A twist in their contract: no farming on Sunday. Darell says his father and grandfather never worked on Sunday.
On the side
A longtime hunting enthusiast, Darell has managed three different hunting clubs since the 1970s, bringing duck hunting enthusiasts to the Havana area and managing water, habitat, food plots and more.
He got into real estate after helping a local agent market a tract back in the ’90s. He bought her business when she retired in 2000, and Kennedy Sarff Real Estate was born, with offices in Havana and Mason City. Darell and Rosanne run the business with six independent brokers and two part-time assistants. There, he’s able to leverage contacts and help people find land, and says there’s a lot of satisfaction in helping someone get the house they want or the farm they always wanted to buy.
“It’s really a pleasure to see that,” he says. “I love to try to help people out like that.”
Many of those contacts have roots in Darell’s service on the Illinois Agricultural Association board of directors from 1986 to 1996. That “stepping stone,” as he calls it, led to an appointment on the American Farm Bureau Federation Vegetable Committee, and later, a spot representing Illinois and Indiana farmers on the ProFac Cooperative board of directors, a publicly traded company that owned Comstock Fruit, Birds Eye Frozen Foods, Hunt’s and its own popcorn label. The board launched an initial public offering in 2011, a profitable decision for its farmer-stockholders.
For Darell, those meetings proved profitable in other ways. “I got to know people really well,” he says. “And I got to understand what they do and why and how it works. That’s the value.”
His work hasn’t gone unnoticed. Says Peter Call, fellow ProFac board member from Batavia, N.Y., “In meetings, Darell’s soft-spoken, respectful approach invited input and facilitated conversation. He is a true gentleman.”
That IAA experience also introduced Darell to important political allies like Ray LaHood and Dick Durbin. In 2009, Sen. Durbin appointed him as head of the Illinois FSA committee, and politicians all over the state still call on Darell for agricultural advice.
That’s a responsibility he doesn’t take lightly, much like the friends and mentors he’s made over the years.
“They’ve been as important to the success of our farm operation as equipment and technology,” Darell says.
What really matters on the Sarff farm
Darell Sarff is quick to point to his wife, Rosanne, when asked what’s made him successful.
“No, you’re just determined,” she counters.
“Well, driven, probably,” he allows.
She’s not having it. “He’s very forward-thinking. He’s always looking out.”

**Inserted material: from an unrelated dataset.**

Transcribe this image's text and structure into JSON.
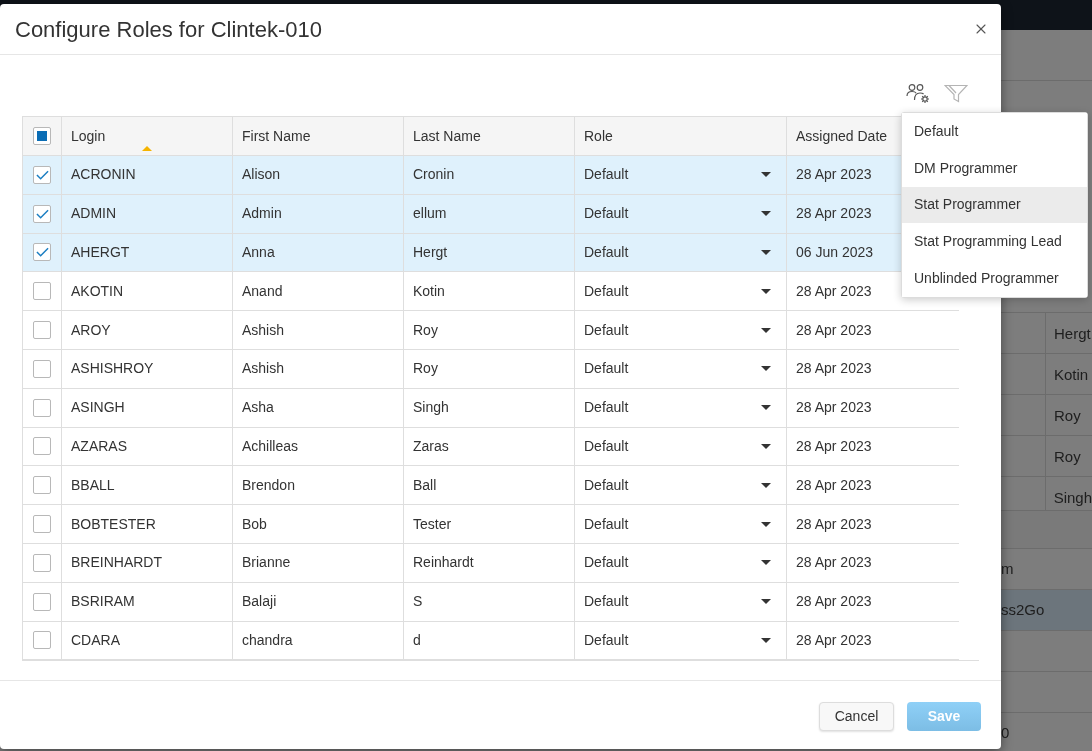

Still, Darell says his best decision was marrying Rosanne, his high school sweetheart. That and building a life together on the farm, because it brought people into their lives they’d have never known, and charted a lifestyle unlike any other.
“Buying this tractor or that tractor, or this farm or that farm — that’s not what it’s all about,” Darell says, telling how when their son was in high school, he raised and sold fresh vegetables off a couple of acres. The experience built a sense of worth as he learned what he had to do to manage, harvest and sell.
“Would you have that opportunity in another area? It built family unity. It paid off. The kids had responsibility,” Darell says. “The style of living you have on the farm, whether mega or small, it’s not like any other.” “Buying this tractor or that tractor, or this farm or that farm. That’s not what it’s all about,” Darell says, telling how when their son was in high school, he raised and sold fresh vegetables off of a couple acres of ground. The experience built a sense of worth as he learned what he had to do to manage, harvest and sell.
“Would you have that opportunity in another area? It built family unity. It paid off. The kids had responsibility,” Darell says. “The style of living you have on the farm, whether mega or small, it’s not like any other.”